Thursday, January 22, 2015

The keys to differentiating is all about "knowing"

Often principals speak with teachers about the topic of differentiation.  These conversations routinely focus on a wide range of topics - everything from learning styles to different activities, pacing, and assessments, just to name a few.  Perhaps we need to think about differentiation as a way to meet the needs of all of our learners and it all comes down to "knowing."

Know your students:
In order to effectively differentiate, teachers must know their students.  Teachers must know their students' passions, their interests, their strengths, and their weaknesses.  Teachers must know when to push and challenge their students and when to support and scaffold learning.  Teachers must know how to connect with their students on a personal level before any meaningful learning can occur.

Know your teaching:
After personal connections are made, teachers need to know how to meet the needs of their students. Teachers cannot begin to meet their students academic needs without knowing what their students already know.  Beginning with formative assessments, teachers can use that data to inform their instruction.  Knowing this baseline data will help teachers identify strategies to cognitively engage students, allow for critical thinking and problem solving.  Teachers must create lessons which extend the learning for some while providing remediation for others.

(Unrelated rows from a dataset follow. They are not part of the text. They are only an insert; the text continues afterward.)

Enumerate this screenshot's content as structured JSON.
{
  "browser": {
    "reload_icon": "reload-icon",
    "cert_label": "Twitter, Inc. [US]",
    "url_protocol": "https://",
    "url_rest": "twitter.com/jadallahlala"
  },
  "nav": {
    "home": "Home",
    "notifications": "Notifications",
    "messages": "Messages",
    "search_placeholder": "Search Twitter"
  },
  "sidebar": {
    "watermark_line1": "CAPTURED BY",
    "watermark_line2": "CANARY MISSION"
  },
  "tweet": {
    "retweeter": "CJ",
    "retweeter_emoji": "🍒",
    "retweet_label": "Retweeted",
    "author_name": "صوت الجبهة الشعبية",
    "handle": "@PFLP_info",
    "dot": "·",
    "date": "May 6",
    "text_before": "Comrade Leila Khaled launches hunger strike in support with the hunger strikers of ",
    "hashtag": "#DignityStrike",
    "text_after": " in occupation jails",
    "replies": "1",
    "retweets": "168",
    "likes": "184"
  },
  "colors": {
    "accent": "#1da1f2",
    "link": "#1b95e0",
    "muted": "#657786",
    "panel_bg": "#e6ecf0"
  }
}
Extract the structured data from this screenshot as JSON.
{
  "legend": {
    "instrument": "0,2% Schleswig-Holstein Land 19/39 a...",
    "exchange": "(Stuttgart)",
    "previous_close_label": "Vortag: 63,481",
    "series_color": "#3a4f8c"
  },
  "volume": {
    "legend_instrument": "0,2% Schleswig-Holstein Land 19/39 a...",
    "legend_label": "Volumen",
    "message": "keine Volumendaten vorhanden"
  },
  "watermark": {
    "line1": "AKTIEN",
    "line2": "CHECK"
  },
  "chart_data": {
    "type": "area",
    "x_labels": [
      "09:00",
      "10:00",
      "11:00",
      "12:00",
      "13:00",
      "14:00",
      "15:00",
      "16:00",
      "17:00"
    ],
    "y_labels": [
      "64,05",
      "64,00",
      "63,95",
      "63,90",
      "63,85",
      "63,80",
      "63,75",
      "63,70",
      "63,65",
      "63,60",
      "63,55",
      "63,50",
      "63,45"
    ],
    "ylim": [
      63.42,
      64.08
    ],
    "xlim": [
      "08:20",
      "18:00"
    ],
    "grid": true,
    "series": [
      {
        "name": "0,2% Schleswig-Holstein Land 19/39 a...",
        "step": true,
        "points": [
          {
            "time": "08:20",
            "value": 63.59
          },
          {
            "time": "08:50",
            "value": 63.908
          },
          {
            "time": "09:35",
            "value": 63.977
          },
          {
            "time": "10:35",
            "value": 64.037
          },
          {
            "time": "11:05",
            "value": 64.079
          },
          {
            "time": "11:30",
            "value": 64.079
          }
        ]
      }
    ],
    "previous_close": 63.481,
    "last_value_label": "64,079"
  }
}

Know your colleagues:
It is unrealistic to expect every teacher to be able to effectively differentiate to meet the needs of all the learners in a classroom.  Essentially, every student has his or her own IEP.  So how can one teacher be expected to meet all of these needs?  They can't.  However, a team can.  Teachers need to know their own strengths and the strengths of their colleagues in order to be able to share ideas, leverage effective teaching strategies, and create skill based groups utilizing all the talents of the team.

Meeting the needs of all the students in a classroom is extremely challenging.  But if teachers "know" their students, their teaching and their colleagues, the task will become much more manageable and the students will all benefit.